The peak of the solar spectrum corresponds to what we call visible light. Is it a mystery that creatures which evolve in those conditions become sensitive to that energy band?

By the way, even 13 (where did that number come from?) photons will not form a continuous spectrum, but will be 13 isolated spots, the location of which depends on the frequency of the photons.

12. Nov 13, 2004

### DaveC426913

Not to put too fine a point on it, but...

There is no objective definition of white light. It is subjective and humano-centric. In fact, the "visible spectrum" itself is humano-centric (bees, for example see in UV as well). In fact, white light is person-centric, since we all have a range of sensitivities.

Humans have three receptors in their retinae that are each sensitive to a particular range of visible light - the sensitivity ranges are smooth curves - the peaks centring on - roughly - red, green and blue. When light of a frequency we call yellow hits our eyes, it stimulates both the red and green receptors, but not the blue. The resultant signal is interpreted by us as one single colour - yellow.

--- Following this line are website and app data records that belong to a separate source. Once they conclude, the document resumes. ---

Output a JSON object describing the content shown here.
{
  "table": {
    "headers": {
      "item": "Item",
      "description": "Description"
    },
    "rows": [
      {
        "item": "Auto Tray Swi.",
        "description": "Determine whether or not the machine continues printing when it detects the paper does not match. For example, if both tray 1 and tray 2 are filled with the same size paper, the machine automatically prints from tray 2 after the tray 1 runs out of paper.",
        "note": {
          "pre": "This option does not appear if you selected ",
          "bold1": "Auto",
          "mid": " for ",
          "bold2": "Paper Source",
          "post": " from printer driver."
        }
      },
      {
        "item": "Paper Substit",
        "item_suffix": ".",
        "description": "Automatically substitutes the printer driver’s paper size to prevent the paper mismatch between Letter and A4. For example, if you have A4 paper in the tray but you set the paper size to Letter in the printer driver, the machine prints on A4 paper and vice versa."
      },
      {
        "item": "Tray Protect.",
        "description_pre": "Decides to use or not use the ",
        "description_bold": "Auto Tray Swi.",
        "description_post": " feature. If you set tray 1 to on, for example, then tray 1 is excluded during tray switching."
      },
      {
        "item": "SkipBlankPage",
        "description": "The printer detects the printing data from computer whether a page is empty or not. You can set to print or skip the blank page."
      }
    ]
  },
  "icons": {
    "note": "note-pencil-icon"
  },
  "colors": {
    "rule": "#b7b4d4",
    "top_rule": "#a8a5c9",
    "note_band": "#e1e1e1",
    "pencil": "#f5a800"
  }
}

If *any* number (be it three or three thousand) of frequencies hit our retinae such that all three receptors are stimulated to the same degree, we perceive it as white light.

An *attempt* at pseudo-objectivity defines light as the sum of all frequencies in the visible spectrum but - without having fixed boundaries, what does "all frequencies" mean? We can set arbitrary boundaries and determine that they are all accounted for, but remember, that's still arbitrary.

"But, you are both saying, that just by chance, given the truly large # of photons coming, (at least) 13 of them line up (continually) in the "sweet spot" for as long as you hold the prism there? This seems, even with the law of large #'s applied, to be fantastic!"

White light is not a bunch of photons all lining up at the same time. It is the sum of a bunch of photons hitting in a time too short for us to measure. If you want to know all the frequencies of those uncountable photons, then stick a prism in the way, you'll see every frequency (but still not of individual photons).

"Given the finite # of elements present in the Sun, and their standard spectrometry, what frequencies of light do you think the Sun gives off?"

All these: http://www.astro.queensu.ca/~hanes/p014/Notes/Figures/Solar_Spectrum.gif
Sorry, couldn't find a colour picture. Try Googling "Sun spectral lines".

BTW, Newton blew it. There is no Indigo in a rainbow. He just really liked the number 7. True story.

Last edited: Nov 13, 2004
13. Nov 13, 2004

### T.Roc

Integral,

If the frequency is predetermined, then (I assumed) there would be symmetry between the rectangle (rainbow area) on the wall, and the surface of the prism. So an area of "specific" frequency photons would be reflected onto the wall. ??

Is there a formula for obtaining the value of a specific frequency's change as it passes through a prism (say the center)?
Maybe if I can understand what happens to 1 photon, then the rest will fit in.

Thanks DaveC426913 for the link. Very adequate variety of frequencies in the solar spectra. Large # randomness activating our 3 cones equally & simultaneously = white light.

TRoc

14. Nov 14, 2004

### Integral

Staff Emeritus
First of all start by doing a web search on SNELL'S LAW. This is the basic math behind bending of light in glass. Now I have a text that gives the following table for Light flint glass:

$\lambda$ = 361nm n = 1.614
$\lambda$ = 434nm n= 1.594
$\lambda$ = 589nm n= 1.575
$\lambda$ = 656nm n=1.571
$\lambda$ = 768nm n= 1.567

With that information you should be able to figure out why the spectrum spreads.

15. Nov 14, 2004

### Staff: Mentor

Although you can certainly do the experiment with "white" light---Young himself used a narrow beam of sunlight---today it would be done with coherent, monochromatic light (from a laser). Sunlight, being a mix of frequencies, adds dispersion to the diffraction pattern observed.